Romantic steak night at Drakes
I am of the opinion that a dinner at The Restaurant at Drakes is a romantic affair regardless of whether you are going there with the express purpose of writing a review or if you are more focussed on staring into the eyes of your beloved and whispering sweet nothings. There is something about the venue and the staff that I really enjoy. I think they have made great use of the space which is big enough for privacy at your table but small enough that you don’t feel lost in a crowd. The lighting is soft and the music gentle. To take the pressure of your evening the staff can always talk about the food and Eddie – assistant manager and sommelier – will happily and expertly assist you in choosing the right wine for your selected food.
So, last week, a very heavily pregnant me and my beloved set off for an evening of steak reviewing and romancing at The Restaurant at Drakes.
Drakes (as it shall henceforth be referred to) is partnering with the Bluebell Vineyard Estates to bring us some of Sussex’ finest sparkling wine. And, it is a treat. I, obviously, didn’t have more than a sip of anything but the sip I had was delicious. It was the 2010 vintage that we were being served and it’s easy to see how this wine has gained so much recognition. Being no wine expert I shall resist the temptation to crib from the tasting notes on the Bluebell website and suggest that this is a grown-up glass of bubbles that is pandering to no audience.
Running the bread gauntlet
Drakes do this lovely thing where you get warm bread rolls – a choice of two different types – and then a two different butters. When we were there last week there was salted butter and seaweed butter. I found the seaweed butter very moreish. Strong in flavour but the taste of the sea made me think of summer and I had to fight a little to resist the urge to polish it all off.

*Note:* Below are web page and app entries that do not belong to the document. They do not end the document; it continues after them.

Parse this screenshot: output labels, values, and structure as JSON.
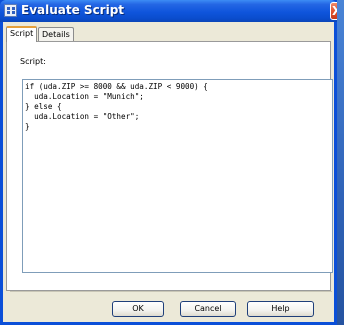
{
  "window": {
    "title": "Evaluate Script",
    "close_label": "X"
  },
  "tabs": [
    {
      "label": "Script",
      "selected": true
    },
    {
      "label": "Details",
      "selected": false
    }
  ],
  "script": {
    "label": "Script:",
    "lines": [
      "if (uda.ZIP >= 8000 && uda.ZIP < 9000) {",
      "  uda.Location = \"Munich\";",
      "} else {",
      "  uda.Location = \"Other\";",
      "}"
    ]
  },
  "buttons": {
    "ok": "OK",
    "cancel": "Cancel",
    "help": "Help"
  },
  "colors": {
    "titlebar": "#0b4fd8",
    "client": "#ece9d8",
    "close": "#e0532f"
  }
}
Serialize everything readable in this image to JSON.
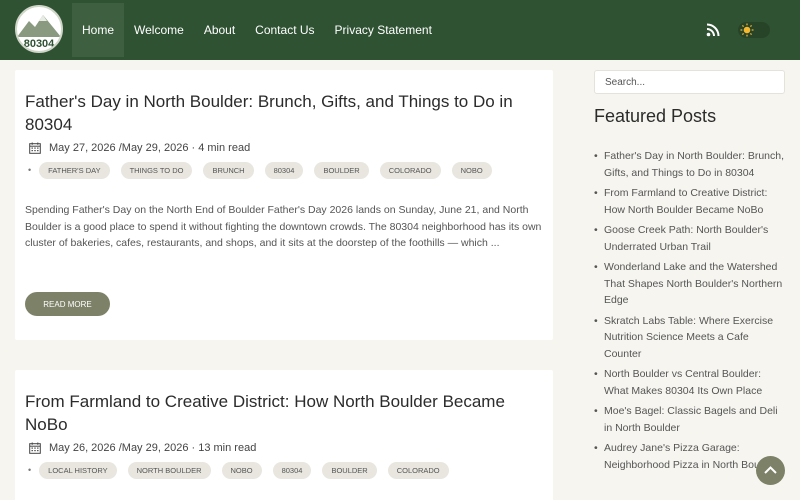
{
  "header": {
    "logo_text": "80304",
    "nav": [
      {
        "label": "Home"
      },
      {
        "label": "Welcome"
      },
      {
        "label": "About"
      },
      {
        "label": "Contact Us"
      },
      {
        "label": "Privacy Statement"
      }
    ],
    "icons": [
      "rss-icon",
      "sun-icon"
    ]
  },
  "posts": [
    {
      "title": "Father's Day in North Boulder: Brunch, Gifts, and Things to Do in 80304",
      "date": "May 27, 2026",
      "updated": "/May 29, 2026",
      "read_time": "· 4 min read",
      "tags": [
        "FATHER'S DAY",
        "THINGS TO DO",
        "BRUNCH",
        "80304",
        "BOULDER",
        "COLORADO",
        "NOBO"
      ],
      "excerpt": "Spending Father's Day on the North End of Boulder Father's Day 2026 lands on Sunday, June 21, and North Boulder is a good place to spend it without fighting the downtown crowds. The 80304 neighborhood has its own cluster of bakeries, cafes, restaurants, and shops, and it sits at the doorstep of the foothills — which ...",
      "read_more": "READ MORE"
    },
    {
      "title": "From Farmland to Creative District: How North Boulder Became NoBo",
      "date": "May 26, 2026",
      "updated": "/May 29, 2026",
      "read_time": "· 13 min read",
      "tags": [
        "LOCAL HISTORY",
        "NORTH BOULDER",
        "NOBO",
        "80304",
        "BOULDER",
        "COLORADO"
      ]
    }
  ],
  "sidebar": {
    "search_placeholder": "Search...",
    "featured_title": "Featured Posts",
    "featured": [
      "Father's Day in North Boulder: Brunch, Gifts, and Things to Do in 80304",
      "From Farmland to Creative District: How North Boulder Became NoBo",
      "Goose Creek Path: North Boulder's Underrated Urban Trail",
      "Wonderland Lake and the Watershed That Shapes North Boulder's Northern Edge",
      "Skratch Labs Table: Where Exercise Nutrition Science Meets a Cafe Counter",
      "North Boulder vs Central Boulder: What Makes 80304 Its Own Place",
      "Moe's Bagel: Classic Bagels and Deli in North Boulder",
      "Audrey Jane's Pizza Garage: Neighborhood Pizza in North Boulder"
    ]
  },
  "colors": {
    "header_bg": "#2f5233",
    "accent": "#7c8167",
    "page_bg": "#f6f5f0"
  }
}
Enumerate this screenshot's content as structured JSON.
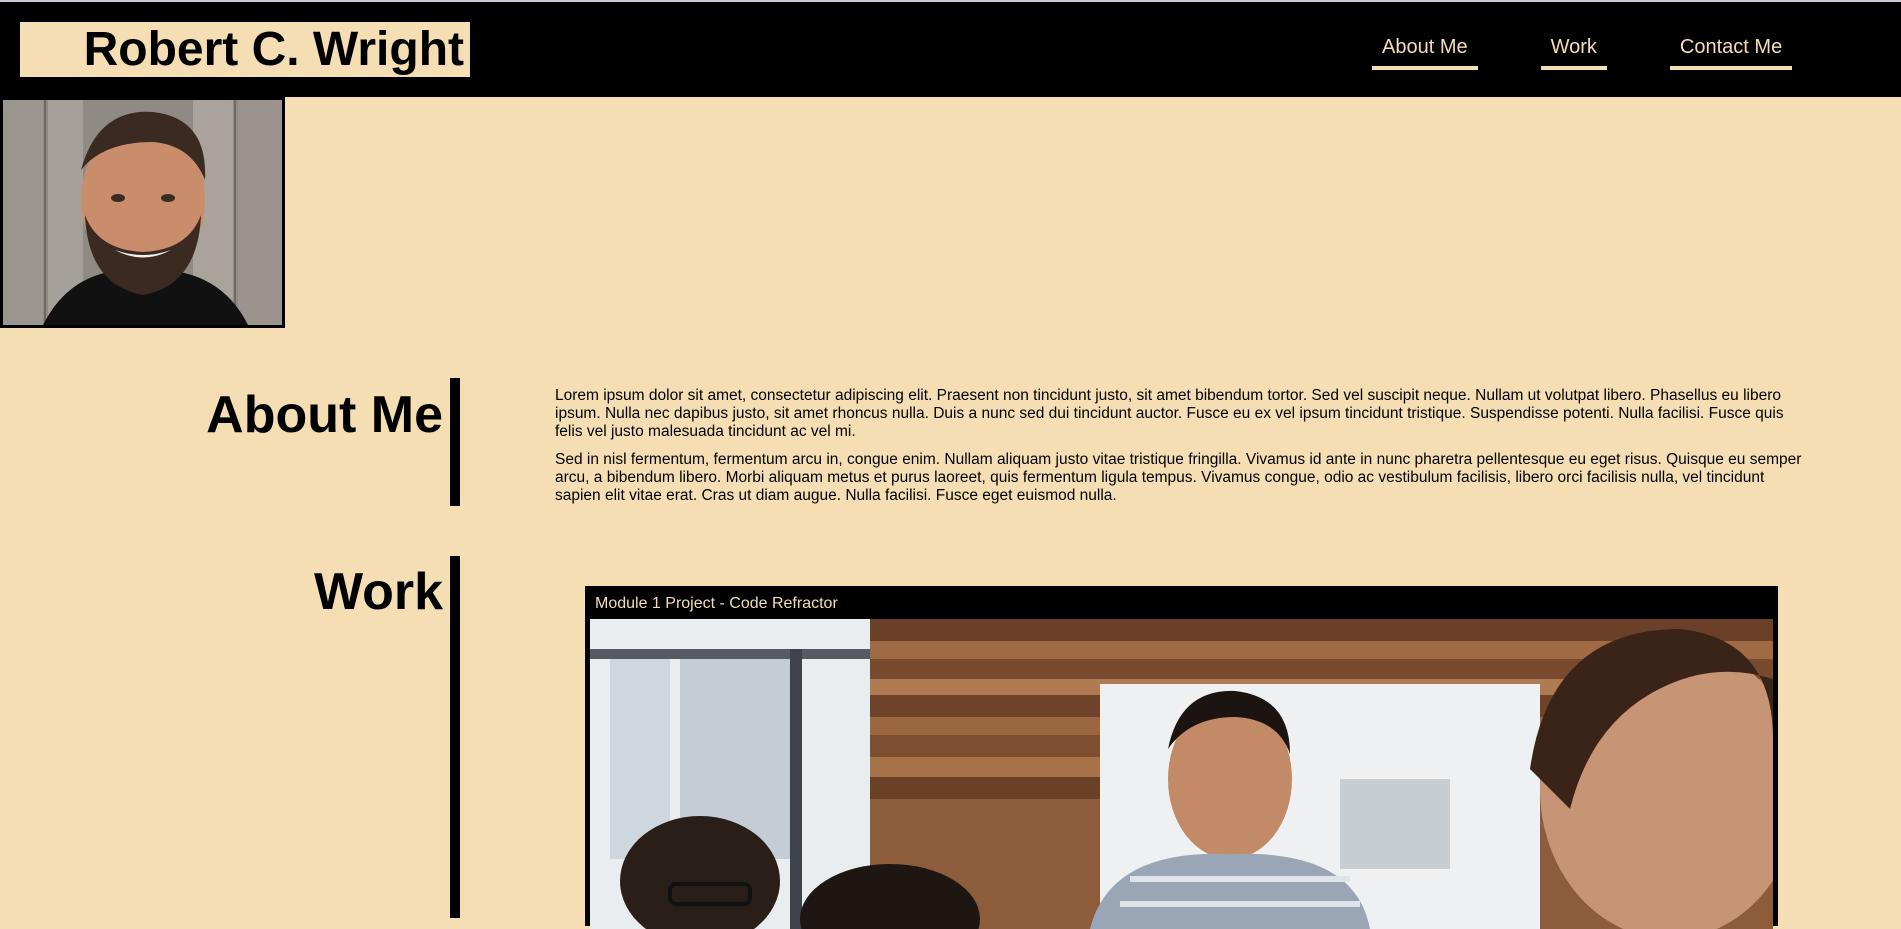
{
  "site": {
    "title": "Robert C. Wright"
  },
  "nav": {
    "items": [
      {
        "label": "About Me"
      },
      {
        "label": "Work"
      },
      {
        "label": "Contact Me"
      }
    ]
  },
  "about": {
    "heading": "About Me",
    "paragraphs": [
      "Lorem ipsum dolor sit amet, consectetur adipiscing elit. Praesent non tincidunt justo, sit amet bibendum tortor. Sed vel suscipit neque. Nullam ut volutpat libero. Phasellus eu libero ipsum. Nulla nec dapibus justo, sit amet rhoncus nulla. Duis a nunc sed dui tincidunt auctor. Fusce eu ex vel ipsum tincidunt tristique. Suspendisse potenti. Nulla facilisi. Fusce quis felis vel justo malesuada tincidunt ac vel mi.",
      "Sed in nisl fermentum, fermentum arcu in, congue enim. Nullam aliquam justo vitae tristique fringilla. Vivamus id ante in nunc pharetra pellentesque eu eget risus. Quisque eu semper arcu, a bibendum libero. Morbi aliquam metus et purus laoreet, quis fermentum ligula tempus. Vivamus congue, odio ac vestibulum facilisis, libero orci facilisis nulla, vel tincidunt sapien elit vitae erat. Cras ut diam augue. Nulla facilisi. Fusce eget euismod nulla."
    ]
  },
  "work": {
    "heading": "Work",
    "projects": [
      {
        "title": "Module 1 Project - Code Refractor"
      }
    ]
  },
  "colors": {
    "background": "#f5deb3",
    "header": "#000000",
    "accent": "#f5deb3"
  }
}
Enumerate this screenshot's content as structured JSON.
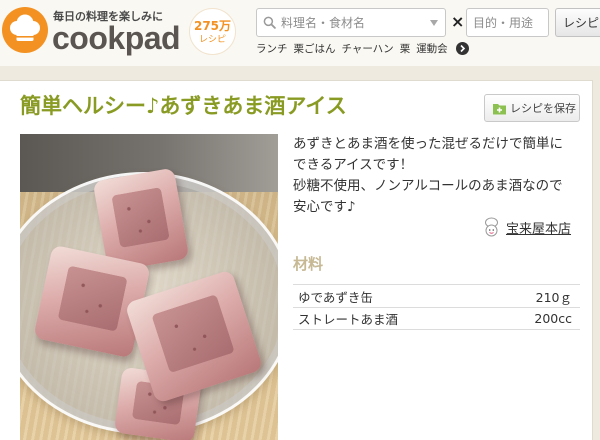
{
  "colors": {
    "brand_orange": "#f39222",
    "title_green": "#8a9b24",
    "ingredients_heading": "#c6b994",
    "page_background": "#eeeae0"
  },
  "icons": {
    "logo": "chef-hat-icon",
    "search": "search-icon",
    "dropdown": "caret-down-icon",
    "more_keywords": "chevron-right-icon",
    "save": "folder-add-icon",
    "author": "chef-avatar-icon"
  },
  "header": {
    "logo_tagline": "毎日の料理を楽しみに",
    "logo_text": "cookpad",
    "recipe_count_number": "275万",
    "recipe_count_label": "レシピ",
    "search": {
      "keyword_placeholder": "料理名・食材名",
      "separator": "×",
      "purpose_placeholder": "目的・用途",
      "button_label": "レシピ"
    },
    "trending_keywords": [
      "ランチ",
      "栗ごはん",
      "チャーハン",
      "栗",
      "運動会"
    ]
  },
  "recipe": {
    "title": "簡単ヘルシー♪あずきあま酒アイス",
    "save_button_label": "レシピを保存",
    "description_lines": [
      "あずきとあま酒を使った混ぜるだけで簡単に",
      "できるアイスです！",
      "砂糖不使用、ノンアルコールのあま酒なので",
      "安心です♪"
    ],
    "author_name": "宝来屋本店",
    "ingredients_heading": "材料",
    "ingredients": [
      {
        "name": "ゆであずき缶",
        "amount": "210ｇ"
      },
      {
        "name": "ストレートあま酒",
        "amount": "200cc"
      }
    ]
  }
}
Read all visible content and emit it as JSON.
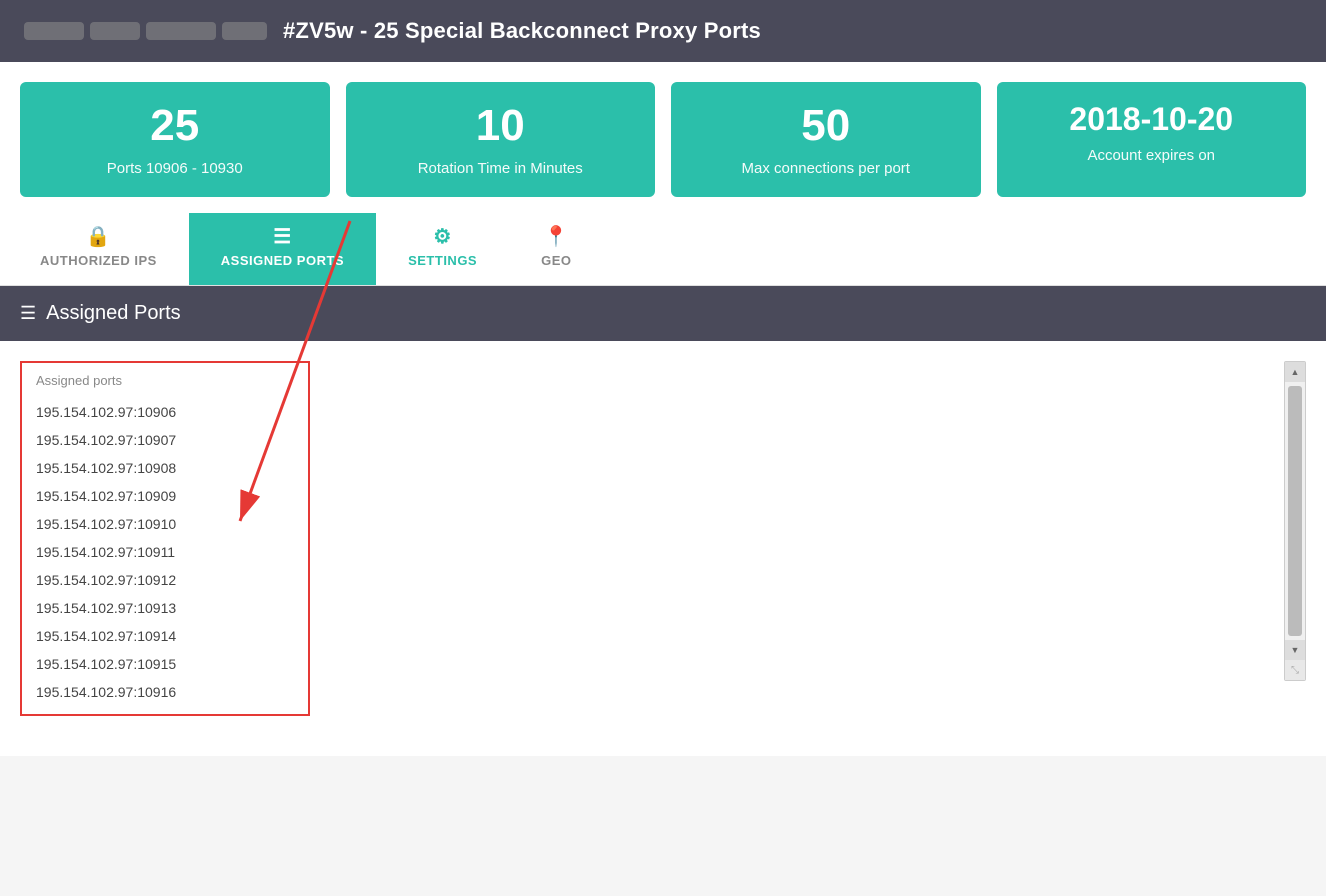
{
  "header": {
    "title": "#ZV5w - 25 Special Backconnect Proxy Ports"
  },
  "stats": [
    {
      "value": "25",
      "label": "Ports 10906 - 10930"
    },
    {
      "value": "10",
      "label": "Rotation Time in Minutes"
    },
    {
      "value": "50",
      "label": "Max connections per port"
    },
    {
      "value": "2018-10-20",
      "label": "Account expires on"
    }
  ],
  "tabs": [
    {
      "id": "authorized-ips",
      "label": "AUTHORIZED IPS",
      "icon": "🔒",
      "active": false
    },
    {
      "id": "assigned-ports",
      "label": "ASSIGNED PORTS",
      "icon": "☰",
      "active": true
    },
    {
      "id": "settings",
      "label": "SETTINGS",
      "icon": "⚙",
      "active": false
    },
    {
      "id": "geo",
      "label": "GEO",
      "icon": "📍",
      "active": false
    }
  ],
  "section": {
    "title": "Assigned Ports",
    "column_label": "Assigned ports"
  },
  "ports": [
    "195.154.102.97:10906",
    "195.154.102.97:10907",
    "195.154.102.97:10908",
    "195.154.102.97:10909",
    "195.154.102.97:10910",
    "195.154.102.97:10911",
    "195.154.102.97:10912",
    "195.154.102.97:10913",
    "195.154.102.97:10914",
    "195.154.102.97:10915",
    "195.154.102.97:10916"
  ]
}
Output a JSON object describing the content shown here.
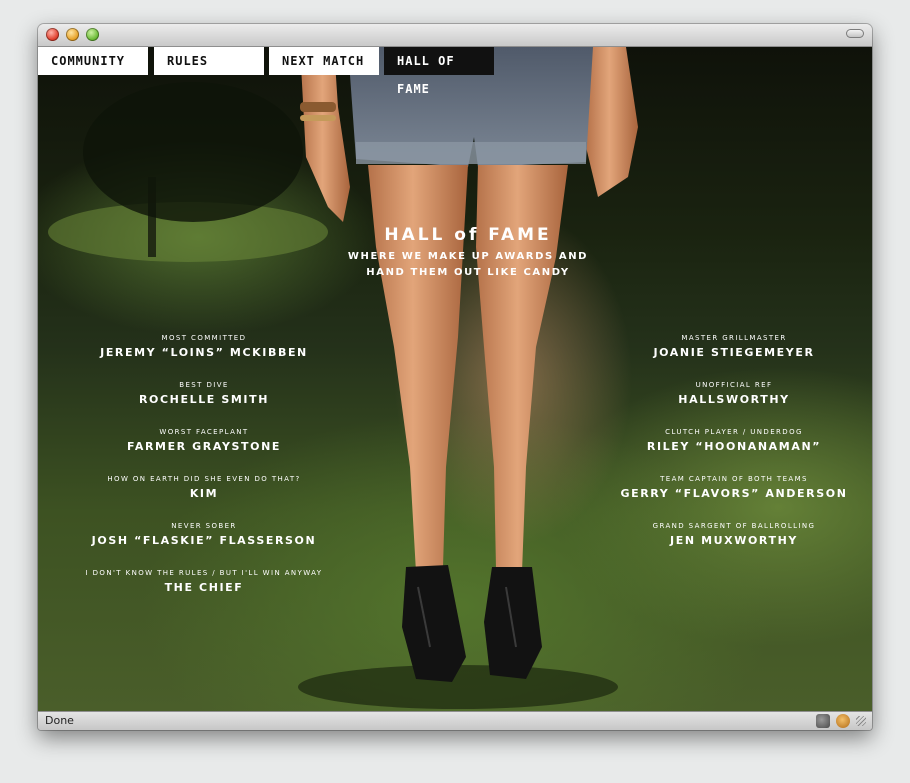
{
  "status": {
    "text": "Done"
  },
  "nav": {
    "tabs": [
      {
        "label": "COMMUNITY"
      },
      {
        "label": "RULES"
      },
      {
        "label": "NEXT MATCH"
      },
      {
        "label": "HALL OF FAME",
        "active": true
      }
    ]
  },
  "hero": {
    "title": "HALL of FAME",
    "subtitle": "WHERE WE MAKE UP AWARDS AND\nHAND THEM OUT LIKE CANDY"
  },
  "awards_left": [
    {
      "title": "MOST COMMITTED",
      "name": "JEREMY “LOINS” MCKIBBEN"
    },
    {
      "title": "BEST DIVE",
      "name": "ROCHELLE SMITH"
    },
    {
      "title": "WORST FACEPLANT",
      "name": "FARMER GRAYSTONE"
    },
    {
      "title": "HOW ON EARTH DID SHE EVEN DO THAT?",
      "name": "KIM"
    },
    {
      "title": "NEVER SOBER",
      "name": "JOSH “FLASKIE” FLASSERSON"
    },
    {
      "title": "I DON'T KNOW THE RULES / BUT I'LL WIN ANYWAY",
      "name": "THE CHIEF"
    }
  ],
  "awards_right": [
    {
      "title": "MASTER GRILLMASTER",
      "name": "JOANIE STIEGEMEYER"
    },
    {
      "title": "UNOFFICIAL REF",
      "name": "HALLSWORTHY"
    },
    {
      "title": "CLUTCH PLAYER / UNDERDOG",
      "name": "RILEY “HOONANAMAN”"
    },
    {
      "title": "TEAM CAPTAIN OF BOTH TEAMS",
      "name": "GERRY “FLAVORS” ANDERSON"
    },
    {
      "title": "GRAND SARGENT OF BALLROLLING",
      "name": "JEN MUXWORTHY"
    }
  ],
  "icons": {
    "close": "close-circle-icon",
    "minimize": "minimize-circle-icon",
    "maximize": "maximize-circle-icon",
    "toolbar_toggle": "toolbar-pill-icon",
    "plugin": "plugin-icon",
    "monkey": "greasemonkey-icon",
    "resize": "resize-grip-icon"
  },
  "colors": {
    "nav_bg": "#ffffff",
    "nav_active_bg": "#111111",
    "text_light": "#ffffff"
  }
}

Luckily, my efforts were supported by the arrival of some appetisers – butternut squash soup in an espresso cup for me and Salmon Ballantine for Mr RB. My tiny soup was creamy and smooth, full of flavour, and piping hot. The Ballantine got polished off before I had a chance to ask questions so I take that as a very good sign.
So, to the starters
Mr RB opted for the Scottish langoustine starter which includes smoked haddock, crispy bantam egg, and lamb’s lettuce salad.
I decided on the Chicken and wild mushroom ravioli which is served with a Madeira sauce.
According to Eddie, the langoustine starter is a pairing “nightmare” but, as he likes to keep some of his wine off list Mr RB was treated to a glass of Yealands Estate Single Vineyard P.G.R. Aromatic Blend which is a blend of Pinot Gris, Riesling, and Gewurztraminer. I tried a mouthful of it was a really good glass of white. Dry, fruity, and a lot going on.
The langoustine dish itself provided plenty of pleasure. The highlight was that the langoustine had absorbed some of the flavour from the smoked haddock which was great on top of the sweet succulence of the langoustine themselves.
My chicken ravioli? Very good indeed. I love the flavours of wild mushrooms and I was very happy with my starter.
And then the steak
Fillet of dry aged beef with truffle mashed potato, roast winter vegetables, and red wine sauce.
We both had the steak. His rare, mine medium rare.
Mr RB invited himself into the kitchen to a)photograph and b)interrogate and came out with some good shots and the information that the beef comes from Dean Timpson. He then informed me that we probably need a water bath to which I responded that it was called a birthing pool. The confusion was soon cleared up when I realised he was still talking about how they cook the steak. A quick Google has revealed that domestic water bath cookers are indeed available but with our small but perfectly formed Hanover kitchen we operate a very strict one in one out policy on gadgets and I am not sure a water bath can justify its existence. I do a pretty good steak thanks to a great pan and Archer’s on Islingword Road so I’ll let the pros stick to the water baths.
In my view, great steak is definitely a treat, always. Great steak with shavings of black truffle? And truffle mash? I really can do nothing but praise the great plate of food that was put in front of us. On its own the steak was beautifully cooked and packed with meaty flavour. Combined with the other elements of the dish, the smoothness of the mash, the earthy concentrated flavour of the truffle, the sweetness of the roast veg, the superb gravy – ahem, I mean red wine sauce – all adds up to be a star turn.
To go with the steak Eddie chose a Chilean red – the Falernia Carménere which was a very full rich red, almost impossible to contemplate in summer, but perfect to accompany a steak on a cold winter’s night.
No pudding for me thank you
We finished our meal by ordering an espresso and brandy for him and a fresh mint tea for me. The fun didn’t stop there though. We got treated to the desert appetiser – Rhubarb panna cotta with blood orange sorbet – which was another little jar of delight. And then some homemade petit four: nougat, Guinness jelly, chocolate truffles. It’s up hill to Hanover from Drakes and I was beginning to get concerned that Mr RB would have to roll me back home.
One last hidden gem was the brandy Tariquet Bas Armagnac. Mr RB was beside himself. Sounds like it’s worth a try.